| WORK TO COMPLETE |
Print all the data, keeping every line exactly as it is.

(Items from an interface collection)
--

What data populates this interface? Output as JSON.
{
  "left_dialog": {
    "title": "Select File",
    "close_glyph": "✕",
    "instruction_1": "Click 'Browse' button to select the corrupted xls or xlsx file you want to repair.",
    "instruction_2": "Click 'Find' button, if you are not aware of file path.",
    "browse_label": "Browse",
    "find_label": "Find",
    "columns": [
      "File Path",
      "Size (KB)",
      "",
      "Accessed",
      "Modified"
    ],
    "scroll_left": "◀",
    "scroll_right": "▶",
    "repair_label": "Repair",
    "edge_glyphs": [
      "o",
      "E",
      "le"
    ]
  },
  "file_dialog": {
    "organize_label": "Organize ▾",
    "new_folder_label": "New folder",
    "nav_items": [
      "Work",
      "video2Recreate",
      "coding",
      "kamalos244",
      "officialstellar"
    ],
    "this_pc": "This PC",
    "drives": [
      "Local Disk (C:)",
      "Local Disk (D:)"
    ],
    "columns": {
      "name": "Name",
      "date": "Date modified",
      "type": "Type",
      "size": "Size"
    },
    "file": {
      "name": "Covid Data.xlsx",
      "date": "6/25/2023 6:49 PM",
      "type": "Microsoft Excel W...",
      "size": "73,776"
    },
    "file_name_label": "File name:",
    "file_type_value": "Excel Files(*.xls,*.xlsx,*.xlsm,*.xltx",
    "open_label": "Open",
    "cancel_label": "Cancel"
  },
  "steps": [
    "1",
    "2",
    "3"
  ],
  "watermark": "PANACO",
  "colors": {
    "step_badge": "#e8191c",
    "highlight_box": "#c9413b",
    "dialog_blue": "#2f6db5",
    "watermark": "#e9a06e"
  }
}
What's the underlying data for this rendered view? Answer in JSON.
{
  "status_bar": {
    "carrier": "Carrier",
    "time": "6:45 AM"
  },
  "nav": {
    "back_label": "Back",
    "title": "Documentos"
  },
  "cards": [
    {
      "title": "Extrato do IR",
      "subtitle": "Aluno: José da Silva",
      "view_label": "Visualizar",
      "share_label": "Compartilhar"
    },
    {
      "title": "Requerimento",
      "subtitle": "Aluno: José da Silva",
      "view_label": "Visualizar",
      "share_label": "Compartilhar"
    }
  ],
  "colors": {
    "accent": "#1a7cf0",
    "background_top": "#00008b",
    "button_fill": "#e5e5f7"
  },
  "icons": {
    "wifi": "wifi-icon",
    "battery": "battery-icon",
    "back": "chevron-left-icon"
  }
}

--

| WRITTEN RESPONSE |
What data populates this interface? Output as JSON.
{
  "left_dialog": {
    "title": "Select File",
    "close_glyph": "✕",
    "instruction_1": "Click 'Browse' button to select the corrupted xls or xlsx file you want to repair.",
    "instruction_2": "Click 'Find' button, if you are not aware of file path.",
    "browse_label": "Browse",
    "find_label": "Find",
    "columns": [
      "File Path",
      "Size (KB)",
      "",
      "Accessed",
      "Modified"
    ],
    "scroll_left": "◀",
    "scroll_right": "▶",
    "repair_label": "Repair",
    "edge_glyphs": [
      "o",
      "E",
      "le"
    ]
  },
  "file_dialog": {
    "organize_label": "Organize ▾",
    "new_folder_label": "New folder",
    "nav_items": [
      "Work",
      "video2Recreate",
      "coding",
      "kamalos244",
      "officialstellar"
    ],
    "this_pc": "This PC",
    "drives": [
      "Local Disk (C:)",
      "Local Disk (D:)"
    ],
    "columns": {
      "name": "Name",
      "date": "Date modified",
      "type": "Type",
      "size": "Size"
    },
    "file": {
      "name": "Covid Data.xlsx",
      "date": "6/25/2023 6:49 PM",
      "type": "Microsoft Excel W...",
      "size": "73,776"
    },
    "file_name_label": "File name:",
    "file_type_value": "Excel Files(*.xls,*.xlsx,*.xlsm,*.xltx",
    "open_label": "Open",
    "cancel_label": "Cancel"
  },
  "steps": [
    "1",
    "2",
    "3"
  ],
  "watermark": "PANACO",
  "colors": {
    "step_badge": "#e8191c",
    "highlight_box": "#c9413b",
    "dialog_blue": "#2f6db5",
    "watermark": "#e9a06e"
  }
}
What's the underlying data for this rendered view? Answer in JSON.
{
  "status_bar": {
    "carrier": "Carrier",
    "time": "6:45 AM"
  },
  "nav": {
    "back_label": "Back",
    "title": "Documentos"
  },
  "cards": [
    {
      "title": "Extrato do IR",
      "subtitle": "Aluno: José da Silva",
      "view_label": "Visualizar",
      "share_label": "Compartilhar"
    },
    {
      "title": "Requerimento",
      "subtitle": "Aluno: José da Silva",
      "view_label": "Visualizar",
      "share_label": "Compartilhar"
    }
  ],
  "colors": {
    "accent": "#1a7cf0",
    "background_top": "#00008b",
    "button_fill": "#e5e5f7"
  },
  "icons": {
    "wifi": "wifi-icon",
    "battery": "battery-icon",
    "back": "chevron-left-icon"
  }
}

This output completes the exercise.